Data records for software interfaces:
== == ==
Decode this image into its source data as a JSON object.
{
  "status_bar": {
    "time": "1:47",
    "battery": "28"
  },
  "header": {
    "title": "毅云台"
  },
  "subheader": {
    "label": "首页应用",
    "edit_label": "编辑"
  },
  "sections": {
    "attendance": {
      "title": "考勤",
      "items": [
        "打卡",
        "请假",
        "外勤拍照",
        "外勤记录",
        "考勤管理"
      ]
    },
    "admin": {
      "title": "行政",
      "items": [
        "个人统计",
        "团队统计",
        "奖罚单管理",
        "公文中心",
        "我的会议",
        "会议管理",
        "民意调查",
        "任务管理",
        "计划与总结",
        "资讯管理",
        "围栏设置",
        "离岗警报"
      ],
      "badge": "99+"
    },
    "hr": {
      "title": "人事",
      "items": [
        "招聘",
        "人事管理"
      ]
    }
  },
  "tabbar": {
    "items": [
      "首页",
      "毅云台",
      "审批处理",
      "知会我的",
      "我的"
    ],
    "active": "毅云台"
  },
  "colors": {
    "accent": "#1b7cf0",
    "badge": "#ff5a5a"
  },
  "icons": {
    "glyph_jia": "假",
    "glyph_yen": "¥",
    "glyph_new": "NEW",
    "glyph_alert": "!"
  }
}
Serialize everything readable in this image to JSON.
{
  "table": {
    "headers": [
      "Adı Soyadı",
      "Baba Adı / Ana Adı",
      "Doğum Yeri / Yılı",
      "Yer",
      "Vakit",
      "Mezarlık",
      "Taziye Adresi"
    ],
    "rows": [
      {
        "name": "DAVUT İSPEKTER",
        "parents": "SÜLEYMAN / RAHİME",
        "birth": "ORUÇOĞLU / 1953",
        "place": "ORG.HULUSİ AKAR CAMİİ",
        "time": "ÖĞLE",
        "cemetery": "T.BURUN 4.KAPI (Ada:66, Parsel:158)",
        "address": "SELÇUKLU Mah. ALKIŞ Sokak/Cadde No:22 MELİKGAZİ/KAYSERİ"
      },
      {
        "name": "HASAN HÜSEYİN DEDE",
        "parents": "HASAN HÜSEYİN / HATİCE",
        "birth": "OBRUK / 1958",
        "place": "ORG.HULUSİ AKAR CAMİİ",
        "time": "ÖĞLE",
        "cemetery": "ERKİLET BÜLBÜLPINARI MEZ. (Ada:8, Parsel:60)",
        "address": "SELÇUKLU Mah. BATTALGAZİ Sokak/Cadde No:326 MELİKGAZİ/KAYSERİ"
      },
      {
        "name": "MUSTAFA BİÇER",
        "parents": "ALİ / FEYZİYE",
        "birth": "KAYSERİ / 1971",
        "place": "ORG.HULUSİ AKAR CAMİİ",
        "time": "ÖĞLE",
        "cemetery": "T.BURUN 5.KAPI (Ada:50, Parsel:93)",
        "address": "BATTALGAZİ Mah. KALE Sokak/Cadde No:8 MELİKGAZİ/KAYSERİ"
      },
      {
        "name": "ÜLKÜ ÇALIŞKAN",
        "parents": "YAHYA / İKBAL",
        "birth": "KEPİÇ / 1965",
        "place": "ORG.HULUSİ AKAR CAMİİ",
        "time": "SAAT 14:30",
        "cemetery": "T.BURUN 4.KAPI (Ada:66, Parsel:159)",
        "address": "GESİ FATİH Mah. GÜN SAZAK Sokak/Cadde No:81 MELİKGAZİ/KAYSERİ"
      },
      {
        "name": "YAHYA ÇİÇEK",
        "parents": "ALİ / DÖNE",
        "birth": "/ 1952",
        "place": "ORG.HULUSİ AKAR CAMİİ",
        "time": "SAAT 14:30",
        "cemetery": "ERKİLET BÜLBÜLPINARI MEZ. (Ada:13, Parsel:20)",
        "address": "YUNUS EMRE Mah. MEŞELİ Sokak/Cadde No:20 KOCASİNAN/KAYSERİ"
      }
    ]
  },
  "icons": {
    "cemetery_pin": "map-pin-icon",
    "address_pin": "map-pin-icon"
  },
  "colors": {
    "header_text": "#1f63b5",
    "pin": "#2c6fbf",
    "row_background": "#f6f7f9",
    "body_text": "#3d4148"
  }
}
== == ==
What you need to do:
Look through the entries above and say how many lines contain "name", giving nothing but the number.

Response box:
5